7 Tips To Help Make Your Coworkers Feel Welcome And Included
Feb. 15 2022, Published 8:00 a.m. ET
Working with a team or in an office that doesn’t reflect one’s identity can be isolating, but having coworkers who make everyone feel welcome and included can help. When your peers feel free to express their identities without judgment, they are happier to do the work and play an active part on the team.
While setting the protocols of diversity and inclusion as well as providing a safe environment for workers is a vital responsibility of a company's leadership, here are seven tips from everyday professionals on doing your part, as a coworker, to make your peers feel welcome and included:
1. Pronounce names correctly.
Names are an important part of someone’s identity and often have significance in their culture. The first step to making a coworker feel safe in the workplace is to learn how to pronounce their name correctly, said Nadia Jagessar, a marketing manager. “If one cannot be mindful of something as fundamental as a name, why would I expect them to be mindful of anything else?” she added.
There are few things more dismissive and disrespectful than refusing to learn someone’s name, continuing to pronounce it incorrectly, or asking for a “easier” nickname. Learning the correct pronunciation takes a few seconds at most, and it shows your peers that you are willing to make an effort to get to know them.
2. Don’t homogenize an entire demographic.
Sharing a similar background does not mean that a person's experiences are the same or that they express their identity in the exact same way.
Due to stereotyping and inaccurate representations in the media, some people tend to make assumptions about certain demographics, and they get confused when they meet someone who is completely different than their expectations. This can lead to questions and conversations that are uncomfortable for the individual.
As a best practice, don't make assumptions based on stereotypes and get the know the person. “My identity is my own to express,” said strategy consultant Nicole Michaels. Additionally, don’t assume that people from the same ethnicity or nationality know one another.
3. Don’t expect people to be experts on their demographic.
Another assumption you shouldn’t make about someone based on their identity is that they know anything and everything about their culture and people. Data scientist Divya Badey said doing so unnecessarily puts people on the spot, especially if the person asking questions isn’t doing so in good faith, as has been her experience. “I’m not their encyclopedia on brownness,” she added.
There are several very complex reasons as to why this happens, including those related to colonization or pressures to assimilate into a certain dominant culture.

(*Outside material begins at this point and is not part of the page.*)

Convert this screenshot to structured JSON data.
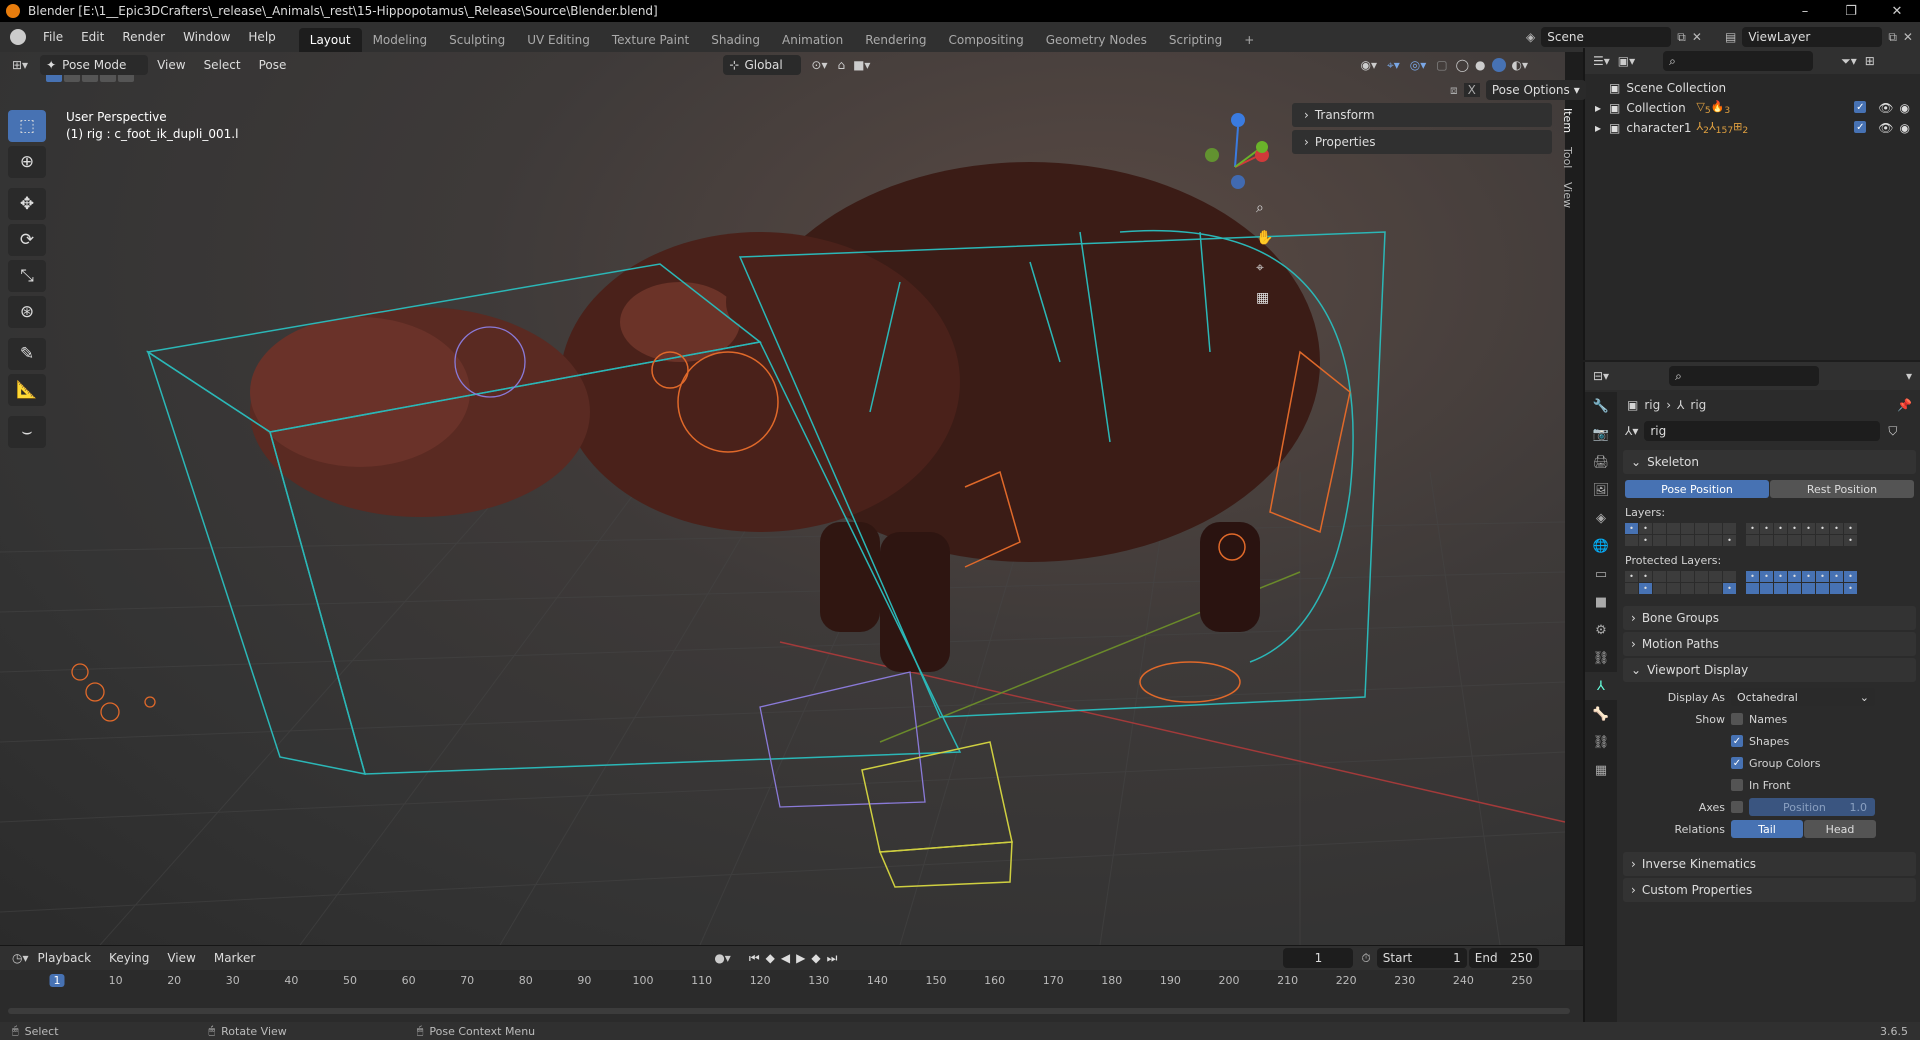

You can ask questions respectfully, but don’t be surprised if you don’t get all the answers. And if you are truly curious, do your own bias-free research via the web, a diversity and inclusion professional, or a professional coach.
4. Host gatherings that don’t center around alcohol.
Some of your coworkers might choose not to drink, whether it be for religious, health or personal reasons. And in many corporate and workplace cultures, events for networking and team connections often revolve around alcohol.
Be mindful of your coworkers who don’t drink or those who choose not to be in a space where alcohol is served, because they may feel excluded. Make sure you plan for events and gatherings where there are alternatives for alcohol or where alcohol isn’t served at all. For example, instead of meeting up at a bar after work, meet up at a cafe. Your non-drinking coworkers will thank you.
5. Accommodate for religious and cultural practices.
Sacred practices and obligations don’t go away when one joins a workplace. Company leaders oftentimes accommodate the needs of their diverse workforce, in this regard, which relieve employee pressure of feeling the need to assimilate.
Software engineer Hooria Harmain, who is Muslim, asked for prayer accommodations, and while she was given a space to pray, she felt that her coworkers didn’t respect it. "The only place provided for me was a closet, so if I’m praying, please don’t stay there and talk on the phone or stare at me or constantly go in and out with your coat,” she said. “It’s not that hard being respectful.”
Also, if you're in charge of providing food for an office event or coordinating a potluck, consider your coworkers’ preferences or restrictions. Additionally, keep in mind that there are holidays outside of those that are mainstream.
It's great to get to know the ones that your coworkers celebrate and coordinate, within your company's protocols and rules, ways to consider everyone's needs.
6. Be open and appreciative of diverse cultures or ways of doing things.
Some norms and experiences are not universal including food, clothing, mannerism and interpersonal relationship-building. Avoid offering comments or judgments that might be deemed as offensive or rude due to not understanding a practice or the way someone interacts with you. A few examples of this are using words like "weird" or pointing out how "different" something is.
An appreciation of one’s culture is always welcome. Just make sure that you are not the reason why your coworker feels "othered." And remember, there is a file line between appreciation and appropriation. Learn the difference.
7. Be genuine and kind.
Show interest and be inclusive for the sake of making your coworker feel safe and comfortable. We should embrace differences and make an effort to understand and learn more about someone’s identity. In doing so, we gain knowledge about ourselves and the world.